What to produce
Line by line, print the records exactly as they are, dropping the pictures.

Dataset content

__________________________________________________

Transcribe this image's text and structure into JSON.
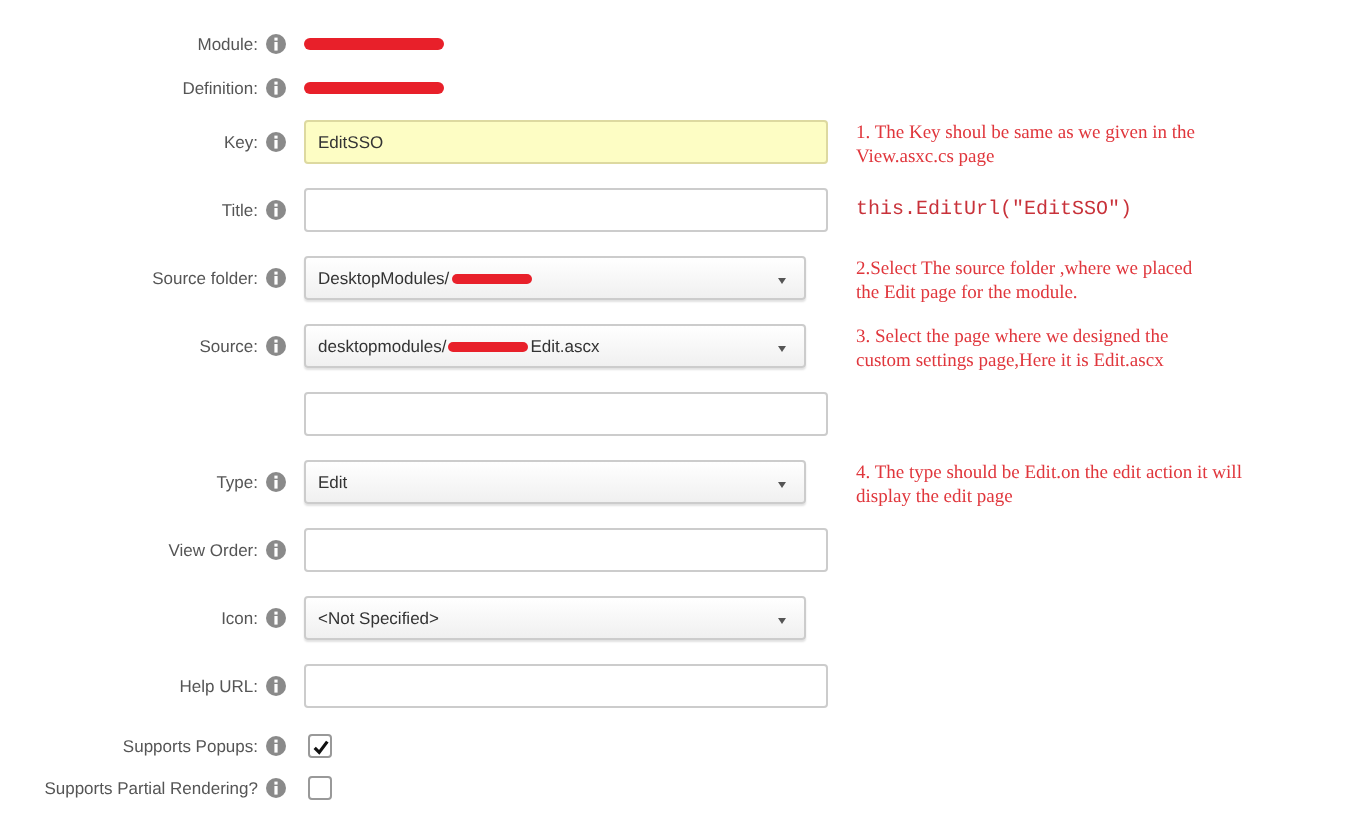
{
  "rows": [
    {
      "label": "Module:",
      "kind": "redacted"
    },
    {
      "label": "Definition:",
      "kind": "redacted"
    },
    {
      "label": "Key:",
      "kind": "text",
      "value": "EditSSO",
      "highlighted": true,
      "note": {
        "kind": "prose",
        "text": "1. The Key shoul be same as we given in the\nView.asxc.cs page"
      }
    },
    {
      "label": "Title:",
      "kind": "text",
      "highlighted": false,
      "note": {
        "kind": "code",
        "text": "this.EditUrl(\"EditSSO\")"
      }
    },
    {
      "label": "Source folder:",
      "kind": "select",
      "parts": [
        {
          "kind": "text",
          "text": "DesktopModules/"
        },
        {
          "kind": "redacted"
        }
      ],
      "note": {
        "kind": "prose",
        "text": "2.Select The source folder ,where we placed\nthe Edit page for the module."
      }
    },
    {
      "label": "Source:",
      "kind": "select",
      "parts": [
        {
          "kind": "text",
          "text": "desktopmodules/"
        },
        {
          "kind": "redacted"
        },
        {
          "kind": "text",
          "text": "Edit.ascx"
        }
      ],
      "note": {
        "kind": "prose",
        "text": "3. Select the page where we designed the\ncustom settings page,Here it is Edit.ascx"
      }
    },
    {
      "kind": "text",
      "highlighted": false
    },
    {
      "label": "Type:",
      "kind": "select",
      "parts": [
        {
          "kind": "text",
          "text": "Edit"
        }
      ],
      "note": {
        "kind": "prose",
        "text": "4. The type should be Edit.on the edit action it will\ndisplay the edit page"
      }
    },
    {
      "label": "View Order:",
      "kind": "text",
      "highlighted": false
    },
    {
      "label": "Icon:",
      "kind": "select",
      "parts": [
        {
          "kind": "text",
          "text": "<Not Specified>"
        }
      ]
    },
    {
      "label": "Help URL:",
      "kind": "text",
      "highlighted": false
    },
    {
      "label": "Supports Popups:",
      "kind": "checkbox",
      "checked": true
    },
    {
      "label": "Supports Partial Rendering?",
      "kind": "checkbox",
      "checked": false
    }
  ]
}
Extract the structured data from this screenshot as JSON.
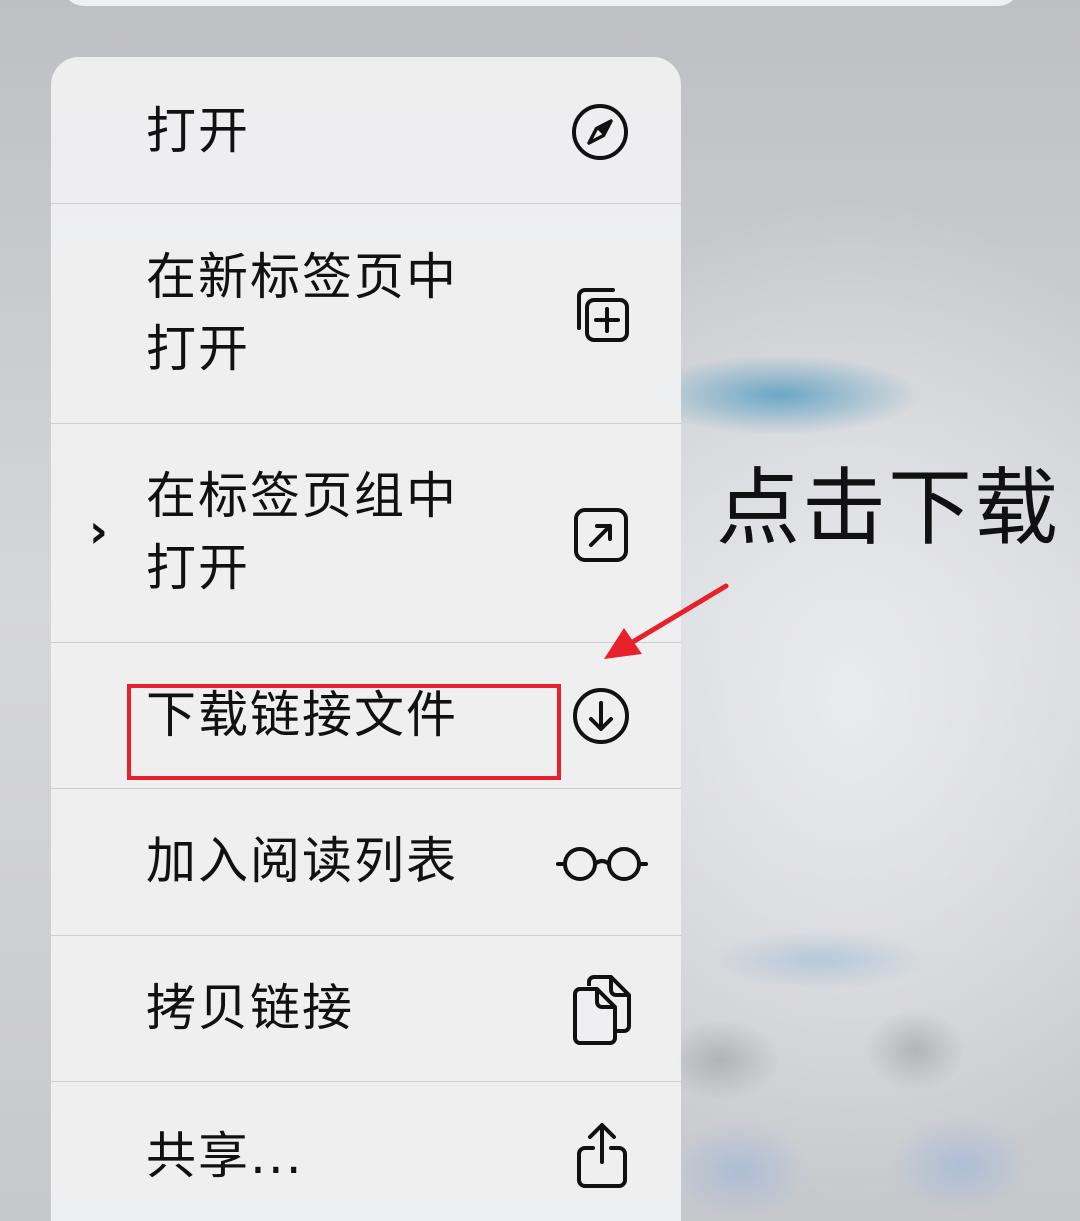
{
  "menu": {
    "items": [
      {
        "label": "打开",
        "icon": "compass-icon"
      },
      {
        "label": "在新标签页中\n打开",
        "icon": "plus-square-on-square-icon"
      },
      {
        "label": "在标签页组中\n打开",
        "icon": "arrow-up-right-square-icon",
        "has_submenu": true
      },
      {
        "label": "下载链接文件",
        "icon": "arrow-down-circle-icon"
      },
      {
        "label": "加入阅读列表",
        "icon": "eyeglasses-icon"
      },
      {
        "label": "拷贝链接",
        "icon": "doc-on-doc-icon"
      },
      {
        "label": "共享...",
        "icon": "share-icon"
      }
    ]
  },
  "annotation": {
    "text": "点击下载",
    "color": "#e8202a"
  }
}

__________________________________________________

Result for this exercise
Transcribe this image's text and structure into JSON.
{
  "rows": [
    {
      "label": "Module:",
      "kind": "redacted"
    },
    {
      "label": "Definition:",
      "kind": "redacted"
    },
    {
      "label": "Key:",
      "kind": "text",
      "value": "EditSSO",
      "highlighted": true,
      "note": {
        "kind": "prose",
        "text": "1. The Key shoul be same as we given in the\nView.asxc.cs page"
      }
    },
    {
      "label": "Title:",
      "kind": "text",
      "highlighted": false,
      "note": {
        "kind": "code",
        "text": "this.EditUrl(\"EditSSO\")"
      }
    },
    {
      "label": "Source folder:",
      "kind": "select",
      "parts": [
        {
          "kind": "text",
          "text": "DesktopModules/"
        },
        {
          "kind": "redacted"
        }
      ],
      "note": {
        "kind": "prose",
        "text": "2.Select The source folder ,where we placed\nthe Edit page for the module."
      }
    },
    {
      "label": "Source:",
      "kind": "select",
      "parts": [
        {
          "kind": "text",
          "text": "desktopmodules/"
        },
        {
          "kind": "redacted"
        },
        {
          "kind": "text",
          "text": "Edit.ascx"
        }
      ],
      "note": {
        "kind": "prose",
        "text": "3. Select the page where we designed the\ncustom settings page,Here it is Edit.ascx"
      }
    },
    {
      "kind": "text",
      "highlighted": false
    },
    {
      "label": "Type:",
      "kind": "select",
      "parts": [
        {
          "kind": "text",
          "text": "Edit"
        }
      ],
      "note": {
        "kind": "prose",
        "text": "4. The type should be Edit.on the edit action it will\ndisplay the edit page"
      }
    },
    {
      "label": "View Order:",
      "kind": "text",
      "highlighted": false
    },
    {
      "label": "Icon:",
      "kind": "select",
      "parts": [
        {
          "kind": "text",
          "text": "<Not Specified>"
        }
      ]
    },
    {
      "label": "Help URL:",
      "kind": "text",
      "highlighted": false
    },
    {
      "label": "Supports Popups:",
      "kind": "checkbox",
      "checked": true
    },
    {
      "label": "Supports Partial Rendering?",
      "kind": "checkbox",
      "checked": false
    }
  ]
}
Extract the structured data from this screenshot as JSON.
{
  "menu": {
    "items": [
      {
        "label": "打开",
        "icon": "compass-icon"
      },
      {
        "label": "在新标签页中\n打开",
        "icon": "plus-square-on-square-icon"
      },
      {
        "label": "在标签页组中\n打开",
        "icon": "arrow-up-right-square-icon",
        "has_submenu": true
      },
      {
        "label": "下载链接文件",
        "icon": "arrow-down-circle-icon"
      },
      {
        "label": "加入阅读列表",
        "icon": "eyeglasses-icon"
      },
      {
        "label": "拷贝链接",
        "icon": "doc-on-doc-icon"
      },
      {
        "label": "共享...",
        "icon": "share-icon"
      }
    ]
  },
  "annotation": {
    "text": "点击下载",
    "color": "#e8202a"
  }
}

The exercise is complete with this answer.